Each line of the records below that contains "Fascia" needs to be copied.

** INFORMATION SHOWN follows **

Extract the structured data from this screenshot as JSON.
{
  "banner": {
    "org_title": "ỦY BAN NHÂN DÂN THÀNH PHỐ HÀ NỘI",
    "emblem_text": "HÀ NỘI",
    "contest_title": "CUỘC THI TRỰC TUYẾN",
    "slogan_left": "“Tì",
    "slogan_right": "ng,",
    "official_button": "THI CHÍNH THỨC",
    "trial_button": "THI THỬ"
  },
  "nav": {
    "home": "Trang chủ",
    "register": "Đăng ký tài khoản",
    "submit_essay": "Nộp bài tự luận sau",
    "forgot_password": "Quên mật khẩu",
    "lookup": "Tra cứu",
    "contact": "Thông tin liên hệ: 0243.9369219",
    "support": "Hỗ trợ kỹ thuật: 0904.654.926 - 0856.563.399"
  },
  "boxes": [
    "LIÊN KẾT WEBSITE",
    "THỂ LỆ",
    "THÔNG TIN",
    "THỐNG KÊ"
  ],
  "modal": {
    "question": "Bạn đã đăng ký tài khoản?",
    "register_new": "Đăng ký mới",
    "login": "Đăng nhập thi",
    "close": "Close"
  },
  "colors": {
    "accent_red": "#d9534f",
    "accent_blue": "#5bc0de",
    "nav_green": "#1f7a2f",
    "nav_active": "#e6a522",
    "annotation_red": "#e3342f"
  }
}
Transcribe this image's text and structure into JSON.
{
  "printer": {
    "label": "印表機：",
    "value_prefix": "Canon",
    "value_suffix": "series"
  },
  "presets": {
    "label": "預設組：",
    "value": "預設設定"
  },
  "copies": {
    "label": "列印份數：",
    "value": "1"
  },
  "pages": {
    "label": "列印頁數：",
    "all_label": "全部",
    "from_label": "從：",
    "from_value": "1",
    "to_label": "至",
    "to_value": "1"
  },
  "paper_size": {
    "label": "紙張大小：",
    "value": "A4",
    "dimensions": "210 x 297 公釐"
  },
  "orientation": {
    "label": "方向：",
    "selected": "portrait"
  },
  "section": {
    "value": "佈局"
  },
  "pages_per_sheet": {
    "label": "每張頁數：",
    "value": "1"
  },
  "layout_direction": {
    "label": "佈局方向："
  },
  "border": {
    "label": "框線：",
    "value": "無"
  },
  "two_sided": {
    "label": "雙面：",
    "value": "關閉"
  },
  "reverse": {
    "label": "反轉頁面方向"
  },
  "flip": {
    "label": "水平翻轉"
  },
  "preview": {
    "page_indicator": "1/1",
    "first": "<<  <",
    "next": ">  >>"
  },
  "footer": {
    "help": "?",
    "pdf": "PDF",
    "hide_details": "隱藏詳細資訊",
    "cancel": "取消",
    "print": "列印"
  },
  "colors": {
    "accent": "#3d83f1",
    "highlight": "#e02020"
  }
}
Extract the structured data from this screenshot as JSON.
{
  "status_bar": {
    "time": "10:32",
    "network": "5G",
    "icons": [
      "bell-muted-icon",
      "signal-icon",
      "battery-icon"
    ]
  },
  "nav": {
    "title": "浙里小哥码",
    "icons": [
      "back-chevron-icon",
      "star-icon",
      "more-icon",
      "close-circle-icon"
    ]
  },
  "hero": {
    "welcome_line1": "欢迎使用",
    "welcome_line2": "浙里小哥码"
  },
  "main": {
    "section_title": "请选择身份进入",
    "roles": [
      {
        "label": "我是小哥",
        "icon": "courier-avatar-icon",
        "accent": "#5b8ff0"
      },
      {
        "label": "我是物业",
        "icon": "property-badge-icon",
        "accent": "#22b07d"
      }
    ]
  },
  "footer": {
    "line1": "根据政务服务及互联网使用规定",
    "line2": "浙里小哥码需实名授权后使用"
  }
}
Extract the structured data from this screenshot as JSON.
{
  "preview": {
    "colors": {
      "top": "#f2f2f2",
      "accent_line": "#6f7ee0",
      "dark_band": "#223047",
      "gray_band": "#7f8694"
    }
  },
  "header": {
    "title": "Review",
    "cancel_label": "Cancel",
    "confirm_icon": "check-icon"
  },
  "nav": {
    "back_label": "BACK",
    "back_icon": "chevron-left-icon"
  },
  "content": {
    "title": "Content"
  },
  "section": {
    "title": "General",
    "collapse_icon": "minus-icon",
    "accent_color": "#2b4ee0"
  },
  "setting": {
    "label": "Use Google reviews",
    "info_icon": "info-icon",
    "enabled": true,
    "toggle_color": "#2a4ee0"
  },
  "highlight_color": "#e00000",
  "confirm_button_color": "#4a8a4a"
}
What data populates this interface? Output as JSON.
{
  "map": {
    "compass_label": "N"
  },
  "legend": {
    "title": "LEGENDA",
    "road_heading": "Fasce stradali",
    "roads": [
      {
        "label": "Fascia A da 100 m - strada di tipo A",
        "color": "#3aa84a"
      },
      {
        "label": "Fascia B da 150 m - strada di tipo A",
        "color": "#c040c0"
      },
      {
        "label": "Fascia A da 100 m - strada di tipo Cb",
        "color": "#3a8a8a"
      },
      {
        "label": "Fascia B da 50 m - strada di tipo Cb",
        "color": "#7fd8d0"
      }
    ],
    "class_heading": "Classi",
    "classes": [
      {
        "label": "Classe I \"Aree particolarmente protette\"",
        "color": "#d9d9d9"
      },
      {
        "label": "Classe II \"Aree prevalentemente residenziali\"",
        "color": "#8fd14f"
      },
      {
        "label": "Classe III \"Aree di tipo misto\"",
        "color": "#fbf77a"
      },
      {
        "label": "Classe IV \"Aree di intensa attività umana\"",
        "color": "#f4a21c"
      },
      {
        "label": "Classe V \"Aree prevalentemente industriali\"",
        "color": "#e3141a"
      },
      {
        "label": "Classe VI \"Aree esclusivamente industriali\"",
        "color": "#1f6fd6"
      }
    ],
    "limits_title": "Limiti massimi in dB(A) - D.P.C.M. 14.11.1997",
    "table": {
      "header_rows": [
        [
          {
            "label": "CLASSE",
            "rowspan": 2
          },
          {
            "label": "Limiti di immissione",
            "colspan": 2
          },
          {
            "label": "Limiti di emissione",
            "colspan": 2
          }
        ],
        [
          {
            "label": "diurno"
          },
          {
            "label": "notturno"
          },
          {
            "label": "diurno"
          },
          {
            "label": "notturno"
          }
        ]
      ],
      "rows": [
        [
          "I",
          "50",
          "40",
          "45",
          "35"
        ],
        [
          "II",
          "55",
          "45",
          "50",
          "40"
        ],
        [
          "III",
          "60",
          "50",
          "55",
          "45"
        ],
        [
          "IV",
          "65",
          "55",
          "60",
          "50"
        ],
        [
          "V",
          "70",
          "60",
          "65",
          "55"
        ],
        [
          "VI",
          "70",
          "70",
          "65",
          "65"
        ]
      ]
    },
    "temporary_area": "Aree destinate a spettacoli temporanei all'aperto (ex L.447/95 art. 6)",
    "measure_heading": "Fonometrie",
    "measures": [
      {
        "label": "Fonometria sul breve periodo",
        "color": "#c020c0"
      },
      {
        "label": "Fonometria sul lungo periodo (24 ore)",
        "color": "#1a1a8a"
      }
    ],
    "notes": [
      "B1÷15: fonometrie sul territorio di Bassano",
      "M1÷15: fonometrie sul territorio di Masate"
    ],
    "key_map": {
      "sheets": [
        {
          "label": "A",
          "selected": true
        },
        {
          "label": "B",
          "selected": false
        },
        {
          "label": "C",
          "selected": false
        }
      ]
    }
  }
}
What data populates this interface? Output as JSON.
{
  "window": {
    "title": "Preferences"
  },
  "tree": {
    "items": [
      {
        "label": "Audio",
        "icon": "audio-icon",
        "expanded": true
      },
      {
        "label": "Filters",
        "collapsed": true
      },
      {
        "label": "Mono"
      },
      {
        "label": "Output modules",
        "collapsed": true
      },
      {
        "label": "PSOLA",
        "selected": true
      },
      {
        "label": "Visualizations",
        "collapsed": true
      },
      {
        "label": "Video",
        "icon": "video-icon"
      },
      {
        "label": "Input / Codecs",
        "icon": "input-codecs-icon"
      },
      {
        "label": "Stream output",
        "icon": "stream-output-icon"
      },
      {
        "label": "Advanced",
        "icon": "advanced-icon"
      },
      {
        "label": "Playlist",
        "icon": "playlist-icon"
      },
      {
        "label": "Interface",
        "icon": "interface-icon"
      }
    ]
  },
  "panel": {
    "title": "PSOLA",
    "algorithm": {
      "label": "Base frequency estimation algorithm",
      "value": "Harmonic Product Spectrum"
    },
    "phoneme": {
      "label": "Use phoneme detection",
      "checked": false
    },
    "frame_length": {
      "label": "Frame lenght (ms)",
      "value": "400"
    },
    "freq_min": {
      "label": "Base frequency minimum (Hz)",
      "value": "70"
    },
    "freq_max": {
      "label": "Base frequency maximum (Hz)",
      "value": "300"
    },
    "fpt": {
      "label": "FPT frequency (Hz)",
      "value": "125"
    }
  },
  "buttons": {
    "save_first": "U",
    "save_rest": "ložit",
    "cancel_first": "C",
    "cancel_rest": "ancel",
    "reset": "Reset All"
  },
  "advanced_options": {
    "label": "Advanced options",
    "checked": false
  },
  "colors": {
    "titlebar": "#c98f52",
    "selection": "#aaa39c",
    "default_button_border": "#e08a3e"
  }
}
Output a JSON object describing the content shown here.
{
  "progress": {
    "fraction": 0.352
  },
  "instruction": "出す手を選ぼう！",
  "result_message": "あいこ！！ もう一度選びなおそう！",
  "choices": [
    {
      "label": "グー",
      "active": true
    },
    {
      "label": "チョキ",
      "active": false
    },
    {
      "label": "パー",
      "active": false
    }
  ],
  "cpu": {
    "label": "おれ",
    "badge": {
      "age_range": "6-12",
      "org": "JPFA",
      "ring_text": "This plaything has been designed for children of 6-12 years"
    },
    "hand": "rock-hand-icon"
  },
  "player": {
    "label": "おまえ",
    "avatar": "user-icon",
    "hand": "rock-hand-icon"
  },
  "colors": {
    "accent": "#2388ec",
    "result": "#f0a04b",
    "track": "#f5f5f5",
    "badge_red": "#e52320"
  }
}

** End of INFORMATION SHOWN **

ANSWER:
        "label": "Fascia A da 100 m - strada di tipo A",
        "label": "Fascia B da 150 m - strada di tipo A",
        "label": "Fascia A da 100 m - strada di tipo Cb",
        "label": "Fascia B da 50 m - strada di tipo Cb",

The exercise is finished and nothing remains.